Virtually every theoretical physicist on the planet agrees that any definition of simultaneity is "conventional." This simply means that the adoption of any particular view of simultaneity is a matter of arbitrary, agreed upon, convention, NOT one that is based on testable empirical fact. Kinda like the length of a yard is arbitrary convention, and not one that has been proven by any empirical facts to be a particularly useful or meaningful as an acceptable unit of length.
"Relative simultaneity" is one such possible "convention," and it is adopted by adherents of special relativity.
"Absolute simultaneity" is another possible convention, and it is also adopted by many highly qualified physicists.
Why pick one over another, if it's all just "arbitrary?"

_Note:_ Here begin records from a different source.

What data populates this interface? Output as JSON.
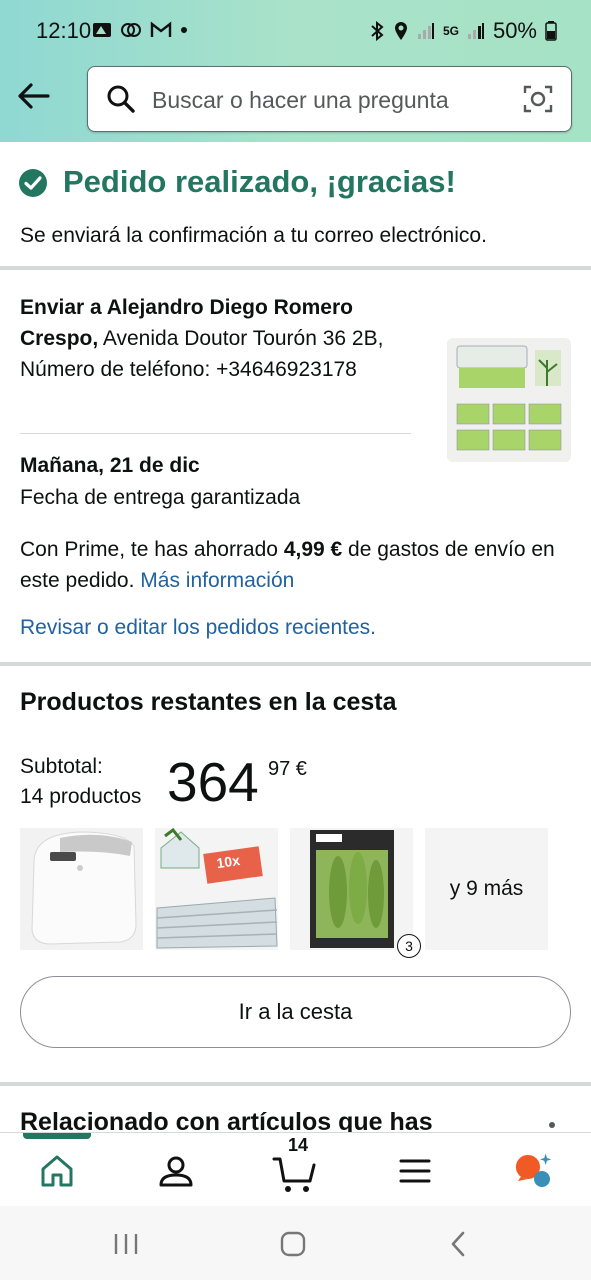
{
  "status_bar": {
    "time": "12:10",
    "battery": "50%",
    "network": "5G"
  },
  "header": {
    "search_placeholder": "Buscar o hacer una pregunta",
    "icons": [
      "back-arrow-icon",
      "search-icon",
      "camera-icon"
    ]
  },
  "confirmation": {
    "title": "Pedido realizado, ¡gracias!",
    "subtitle": "Se enviará la confirmación a tu correo electrónico."
  },
  "shipping": {
    "send_to_bold": "Enviar a Alejandro Diego Romero Crespo,",
    "address_rest": " Avenida Doutor Tourón 36 2B, Número de teléfono: +34646923178",
    "delivery_date": "Mañana, 21 de dic",
    "delivery_note": "Fecha de entrega garantizada",
    "prime_prefix": "Con Prime, te has ahorrado ",
    "prime_amount": "4,99 €",
    "prime_suffix": " de gastos de envío en este pedido. ",
    "more_info": "Más información",
    "review_link": "Revisar o editar los pedidos recientes."
  },
  "cart": {
    "title": "Productos restantes en la cesta",
    "subtotal_label": "Subtotal:",
    "count_label": "14 productos",
    "price_whole": "364",
    "price_fraction": "97 €",
    "third_item_qty": "3",
    "more_label": "y 9 más",
    "button": "Ir a la cesta"
  },
  "related": {
    "title": "Relacionado con artículos que has"
  },
  "bottom_nav": {
    "cart_count": "14",
    "items": [
      "home-icon",
      "account-icon",
      "cart-icon",
      "menu-icon",
      "rufus-icon"
    ]
  },
  "colors": {
    "accent_green": "#237660",
    "link_blue": "#2162a1",
    "header_gradient_start": "#8fd8d3",
    "header_gradient_end": "#a6e2c6"
  }
}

There are many good reasons to prefer a convention of absolute simultaneity over relative simultaneity.. I won't try to list them all here, but they include such things as consistency, simplicity, lack of "paradoxical" implications, superior predictive ability, more expansive scope of permissible application, and meaningful content. Of course an avoidance of conflict with logic and empirical experience is also a necessary condition when choosing any such convention.

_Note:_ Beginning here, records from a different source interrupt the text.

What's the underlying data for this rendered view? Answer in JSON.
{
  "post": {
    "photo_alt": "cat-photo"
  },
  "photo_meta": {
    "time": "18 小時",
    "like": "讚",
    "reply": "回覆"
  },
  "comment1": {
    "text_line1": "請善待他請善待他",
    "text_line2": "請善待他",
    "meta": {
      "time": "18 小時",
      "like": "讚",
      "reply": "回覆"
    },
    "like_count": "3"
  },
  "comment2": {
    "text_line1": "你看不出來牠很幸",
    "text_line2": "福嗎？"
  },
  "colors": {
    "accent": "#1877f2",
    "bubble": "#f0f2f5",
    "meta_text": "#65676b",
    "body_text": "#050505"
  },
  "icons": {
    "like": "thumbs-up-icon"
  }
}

Unfortunately, far too many people actually believe that the relativity of simultaneity is a necessary product of empirically "proven" fact, because that is what SR uses and argues for.
Among other things, SR must resort to imputed and unreasonable subjective perceptions to/of "observers" in or order to "make it's case" for being adopted as the better "convention." It is that flaw, it particular, that I am addressing in this thread.

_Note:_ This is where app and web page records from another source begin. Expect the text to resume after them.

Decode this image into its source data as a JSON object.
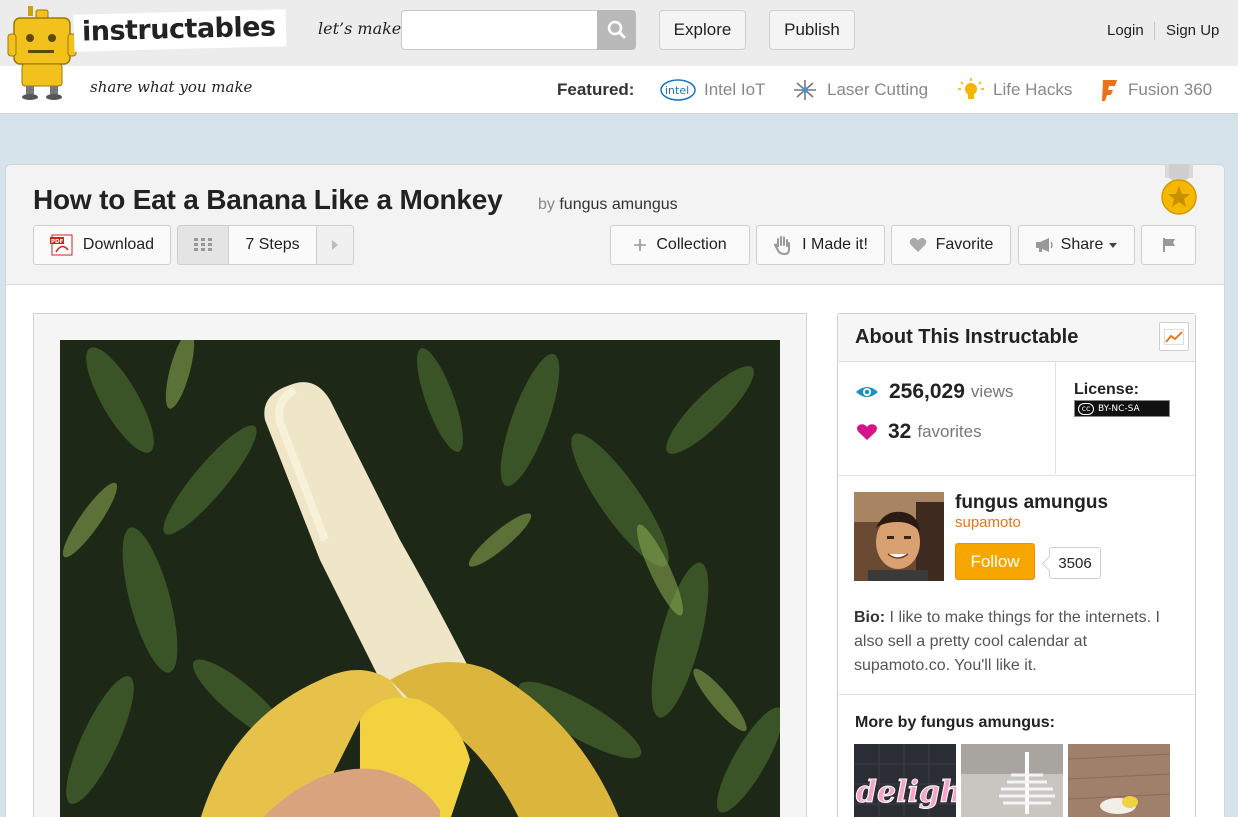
{
  "header": {
    "logo_text": "instructables",
    "tagline": "share what you make",
    "search_prompt": "let’s make",
    "search_value": "",
    "explore_label": "Explore",
    "publish_label": "Publish",
    "login_label": "Login",
    "signup_label": "Sign Up"
  },
  "featured": {
    "label": "Featured:",
    "items": [
      {
        "label": "Intel IoT",
        "icon": "intel-icon"
      },
      {
        "label": "Laser Cutting",
        "icon": "laser-icon"
      },
      {
        "label": "Life Hacks",
        "icon": "lightbulb-icon"
      },
      {
        "label": "Fusion 360",
        "icon": "fusion-icon"
      }
    ]
  },
  "project": {
    "title": "How to Eat a Banana Like a Monkey",
    "by_prefix": "by",
    "author": "fungus amungus"
  },
  "toolbar": {
    "download_label": "Download",
    "steps_label": "7 Steps",
    "collection_label": "Collection",
    "made_it_label": "I Made it!",
    "favorite_label": "Favorite",
    "share_label": "Share"
  },
  "sidebar": {
    "title": "About This Instructable",
    "views_count": "256,029",
    "views_label": "views",
    "favorites_count": "32",
    "favorites_label": "favorites",
    "license_label": "License:",
    "license_badge": "BY-NC-SA",
    "license_cc": "cc",
    "author_name": "fungus amungus",
    "author_handle": "supamoto",
    "follow_label": "Follow",
    "follower_count": "3506",
    "bio_label": "Bio:",
    "bio_text": " I like to make things for the internets. I also sell a pretty cool calendar at supamoto.co. You'll like it.",
    "more_by_label": "More by fungus amungus:",
    "thumb_1_text": "delight"
  },
  "colors": {
    "accent_orange": "#f7a600",
    "handle_orange": "#e8731a",
    "views_blue": "#1b8fc6",
    "favorites_pink": "#d4148a"
  }
}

At one time, the accepted convention for astronomy was to posit that the earth was motionless and that all other objects in the universe revolved around it. Astronomy was "geocentric" then.
After Galileo precipitated the "copernican revolution" a heliocentric view of planetary motion eventually became the accepted convention. So conventions can and do change, as is deemed desirable. As a theoretical matter, there is no way to absolutely prove that one is better than the other. For that matter, there is no way to absolutely prove that any theoretical scientific hypothesis is "correct." But those abstract theoretical considerations don't, as a practical matter, deter anybody from confidently claiming that the earth revolves around the Sun (the solar barycenter, to be precise), and not vice versa.
Every theory must start with some fundamental postulates, and these, by definition, can never be "proven." They are merely assumed and (at least tentatively) accepted without proof. It would be nice if we could "prove" our postulates, of course, but we can't, so we do with what we can. Any given postulate can, in theory, be disproven, but never proven.
Here again, the average "believer" in special relativity way too often assumes that it's premises are, and have somehow been proven to be, "correct." That is unfortunate.
Edited by Moronium, 16 April 2018 - 03:53 PM.